• [Exercise aim]
For the records below, tally every line that has the word "placeholder" and reply with the number alone.

• [Provided data]
────────────────────

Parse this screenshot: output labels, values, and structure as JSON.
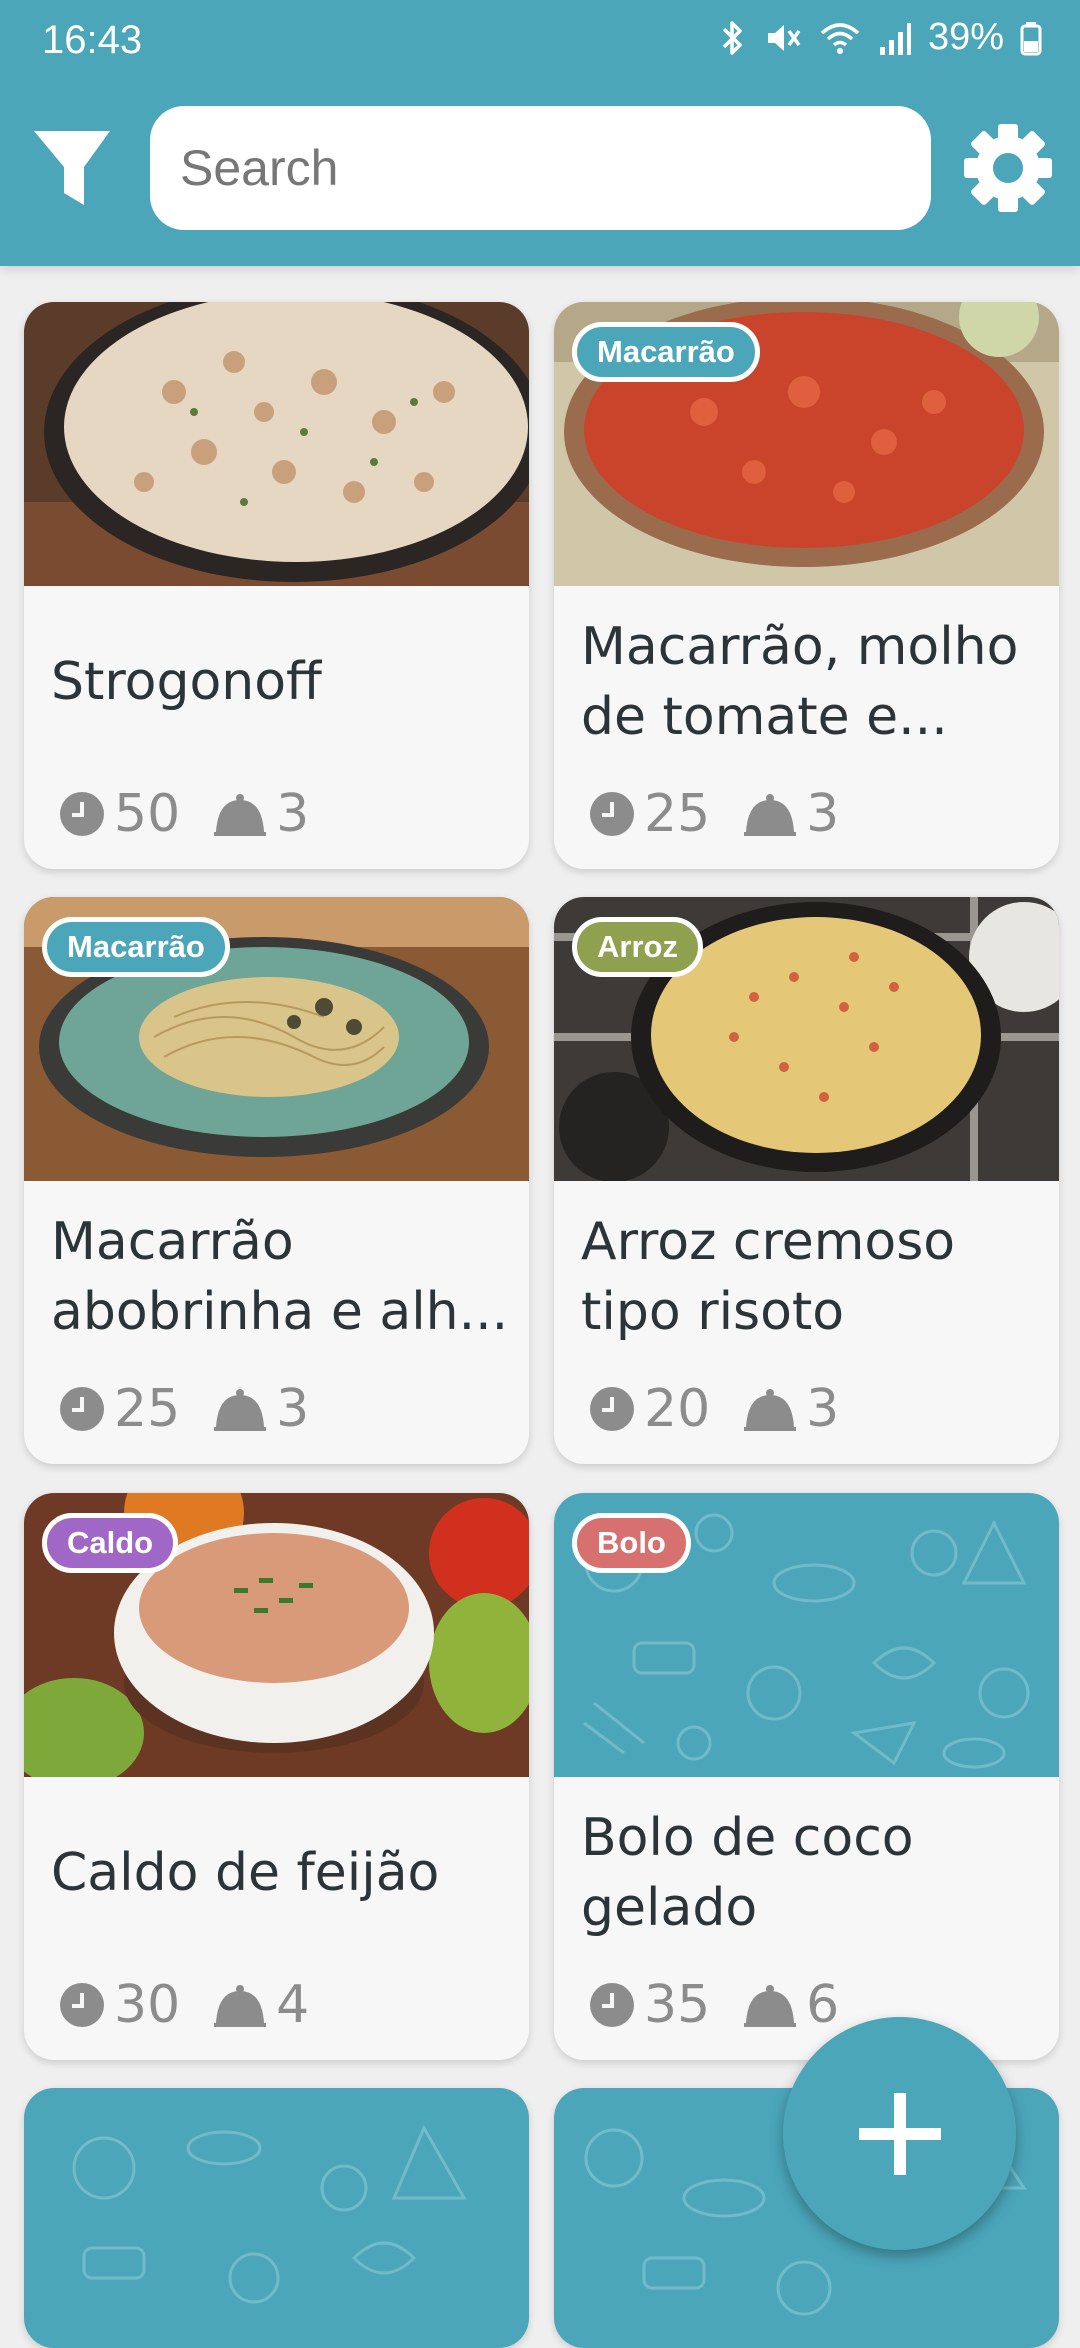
{
  "status_bar": {
    "time": "16:43",
    "battery": "39%"
  },
  "search": {
    "placeholder": "Search"
  },
  "recipes": [
    {
      "title": "Strogonoff",
      "time": "50",
      "servings": "3",
      "tag": ""
    },
    {
      "title": "Macarrão, molho de tomate e...",
      "time": "25",
      "servings": "3",
      "tag": "Macarrão",
      "tag_color": "#4ba6ba"
    },
    {
      "title": "Macarrão abobrinha e alh...",
      "time": "25",
      "servings": "3",
      "tag": "Macarrão",
      "tag_color": "#4ba6ba"
    },
    {
      "title": "Arroz cremoso tipo risoto",
      "time": "20",
      "servings": "3",
      "tag": "Arroz",
      "tag_color": "#8fa04f"
    },
    {
      "title": "Caldo de feijão",
      "time": "30",
      "servings": "4",
      "tag": "Caldo",
      "tag_color": "#a067c6"
    },
    {
      "title": "Bolo de coco gelado",
      "time": "35",
      "servings": "6",
      "tag": "Bolo",
      "tag_color": "#d6716f"
    }
  ],
  "colors": {
    "primary": "#4ba6ba",
    "card_bg": "#f7f7f7",
    "text": "#2c3437",
    "meta": "#8c8c8c"
  },
  "icons": [
    "filter-icon",
    "gear-icon",
    "clock-icon",
    "cloche-icon",
    "plus-icon"
  ]
}
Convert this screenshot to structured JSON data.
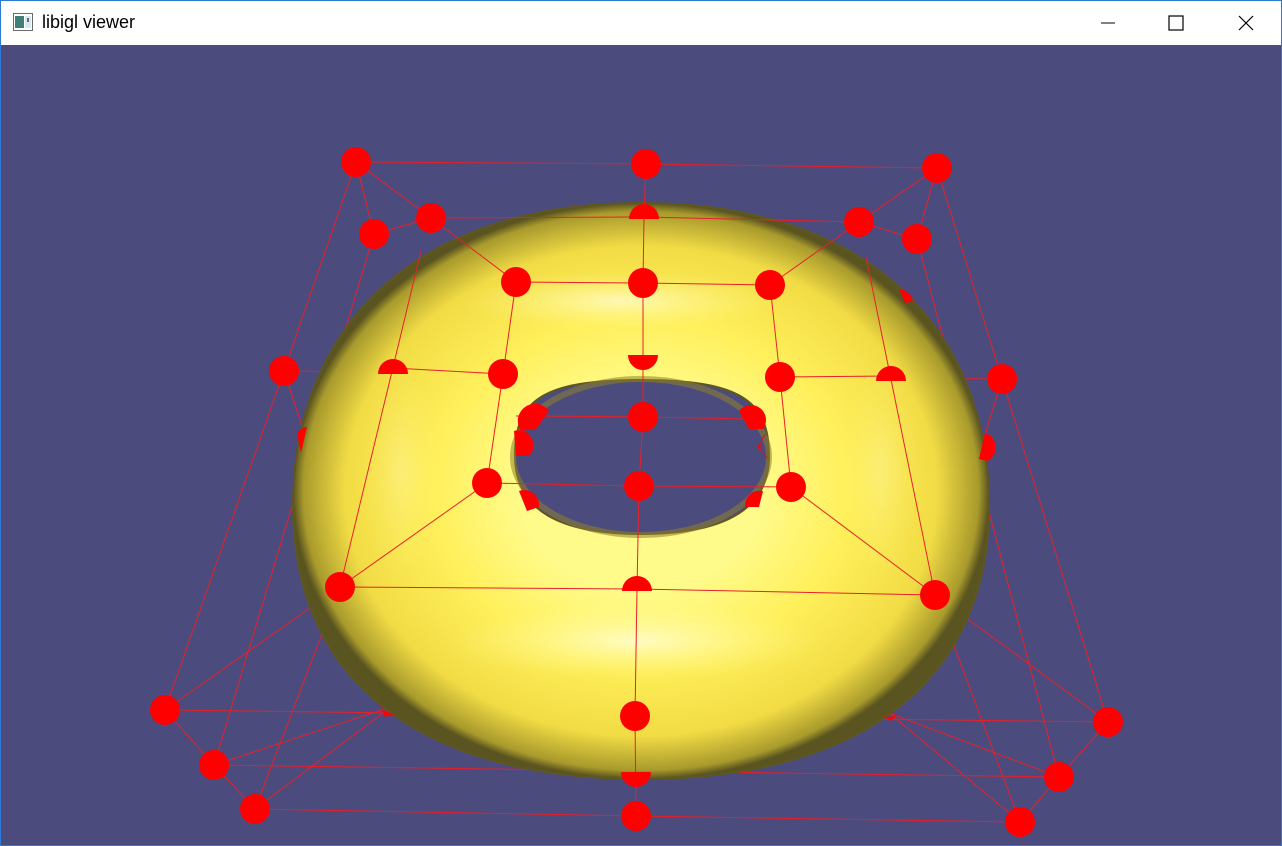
{
  "window": {
    "title": "libigl viewer",
    "icon": "app-window-icon",
    "controls": [
      "minimize-icon",
      "maximize-icon",
      "close-icon"
    ]
  },
  "viewport": {
    "background": "#4c4b7e",
    "mesh_color": "#ffef5a",
    "control_point_color": "#ff0000",
    "cage_line_color": "#e8202a"
  }
}
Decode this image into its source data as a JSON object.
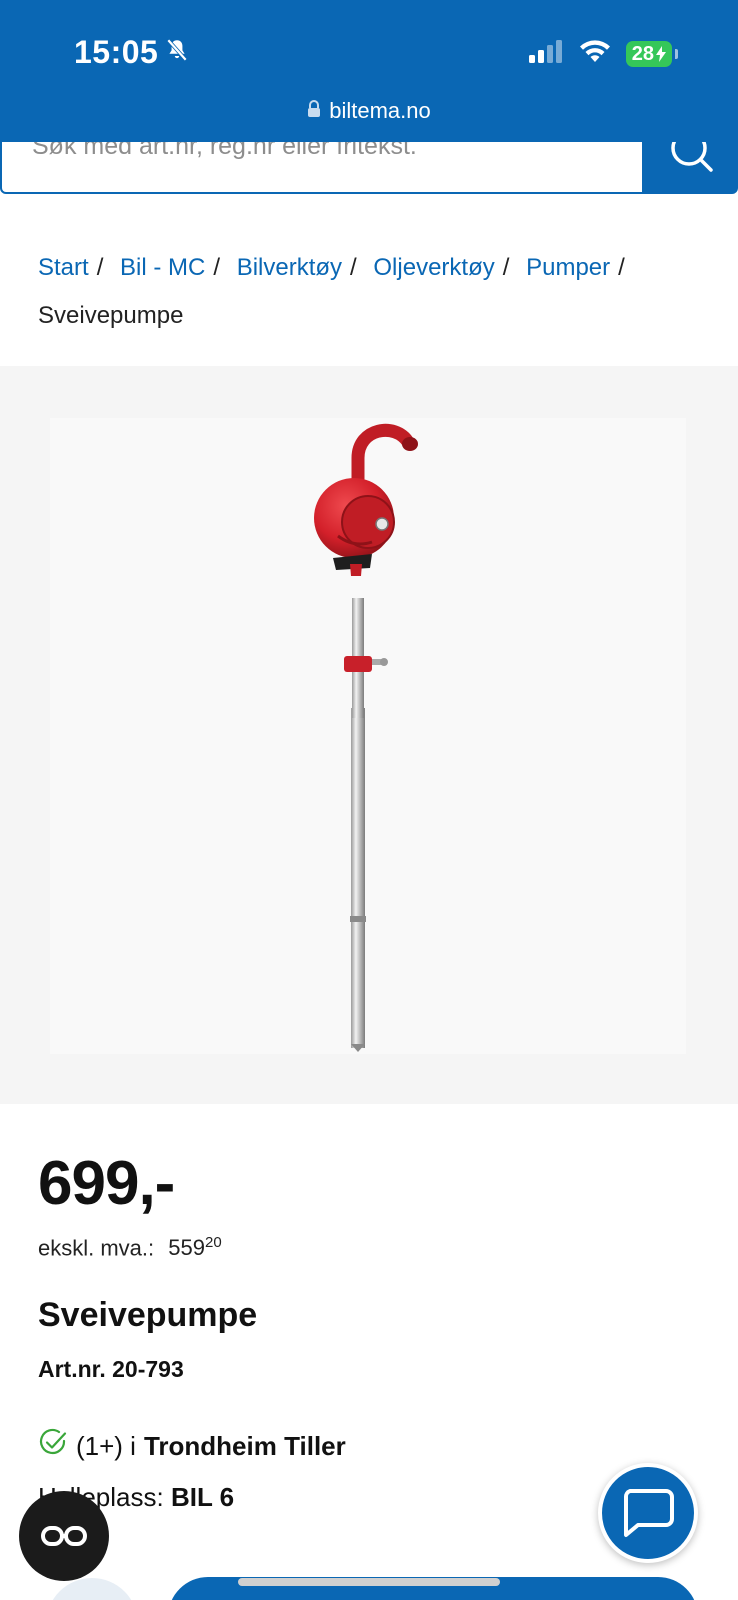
{
  "status_bar": {
    "time": "15:05",
    "battery": "28",
    "mute_icon": "bell-slash-icon",
    "signal_icon": "cellular-signal-icon",
    "wifi_icon": "wifi-icon"
  },
  "browser": {
    "url": "biltema.no",
    "lock_icon": "lock-icon"
  },
  "search": {
    "placeholder": "Søk med art.nr, reg.nr eller fritekst.",
    "button_icon": "search-icon"
  },
  "breadcrumb": {
    "items": [
      "Start",
      "Bil - MC",
      "Bilverktøy",
      "Oljeverktøy",
      "Pumper"
    ],
    "separator": "/",
    "current": "Sveivepumpe"
  },
  "product": {
    "image_subject": "rotary-drum-pump",
    "price": "699,-",
    "ex_vat_label": "ekskl. mva.:",
    "ex_vat_main": "559",
    "ex_vat_cents": "20",
    "title": "Sveivepumpe",
    "art_nr": "Art.nr. 20-793",
    "stock_count": "(1+) i",
    "stock_store": "Trondheim Tiller",
    "shelf_label": "Hylleplass:",
    "shelf_value": "BIL 6"
  },
  "floating": {
    "read_icon": "glasses-icon",
    "chat_icon": "chat-bubble-icon"
  },
  "colors": {
    "brand_blue": "#0a67b4",
    "stock_green": "#3aa63a",
    "pump_red": "#d3202a"
  }
}
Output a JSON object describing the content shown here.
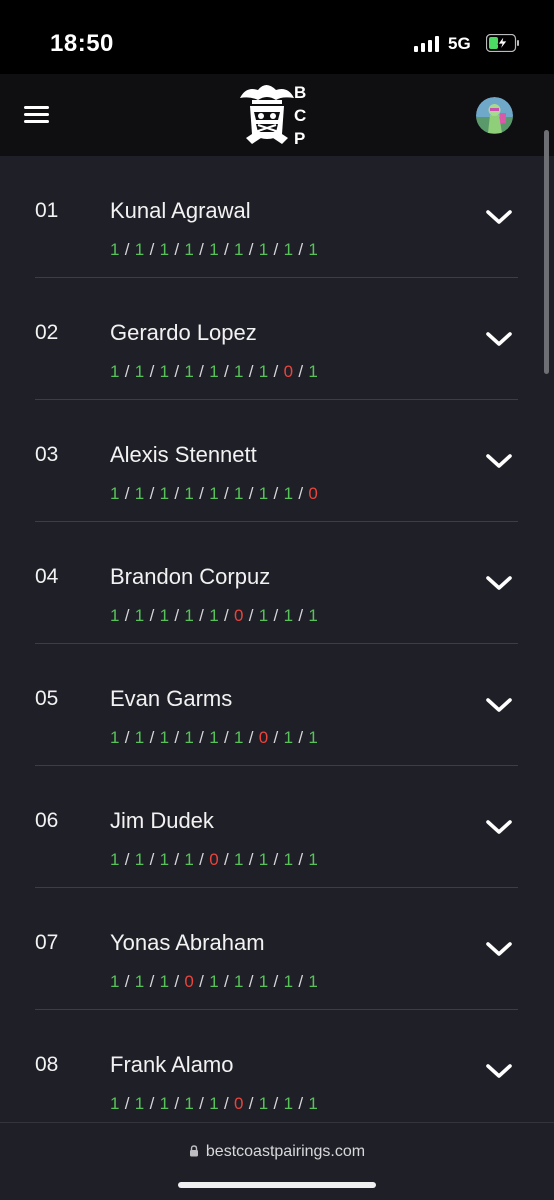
{
  "status_bar": {
    "time": "18:50",
    "network": "5G",
    "icons": [
      "signal-icon",
      "battery-charging-icon"
    ]
  },
  "header": {
    "menu_icon": "hamburger-menu-icon",
    "logo_icon": "bcp-pirate-logo-icon",
    "logo_letters": [
      "B",
      "C",
      "P"
    ],
    "avatar_icon": "user-avatar-icon"
  },
  "colors": {
    "win": "#58c25a",
    "loss": "#e8453c",
    "background": "#1f1f27",
    "header_bg": "#0f0f12"
  },
  "players": [
    {
      "rank": "01",
      "name": "Kunal Agrawal",
      "results": [
        "1",
        "1",
        "1",
        "1",
        "1",
        "1",
        "1",
        "1",
        "1"
      ]
    },
    {
      "rank": "02",
      "name": "Gerardo Lopez",
      "results": [
        "1",
        "1",
        "1",
        "1",
        "1",
        "1",
        "1",
        "0",
        "1"
      ]
    },
    {
      "rank": "03",
      "name": "Alexis Stennett",
      "results": [
        "1",
        "1",
        "1",
        "1",
        "1",
        "1",
        "1",
        "1",
        "0"
      ]
    },
    {
      "rank": "04",
      "name": "Brandon Corpuz",
      "results": [
        "1",
        "1",
        "1",
        "1",
        "1",
        "0",
        "1",
        "1",
        "1"
      ]
    },
    {
      "rank": "05",
      "name": "Evan Garms",
      "results": [
        "1",
        "1",
        "1",
        "1",
        "1",
        "1",
        "0",
        "1",
        "1"
      ]
    },
    {
      "rank": "06",
      "name": "Jim Dudek",
      "results": [
        "1",
        "1",
        "1",
        "1",
        "0",
        "1",
        "1",
        "1",
        "1"
      ]
    },
    {
      "rank": "07",
      "name": "Yonas Abraham",
      "results": [
        "1",
        "1",
        "1",
        "0",
        "1",
        "1",
        "1",
        "1",
        "1"
      ]
    },
    {
      "rank": "08",
      "name": "Frank Alamo",
      "results": [
        "1",
        "1",
        "1",
        "1",
        "1",
        "0",
        "1",
        "1",
        "1"
      ]
    }
  ],
  "row_icon": "chevron-down-icon",
  "url_bar": {
    "lock_icon": "lock-icon",
    "url": "bestcoastpairings.com"
  }
}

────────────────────

• [Written answer]
2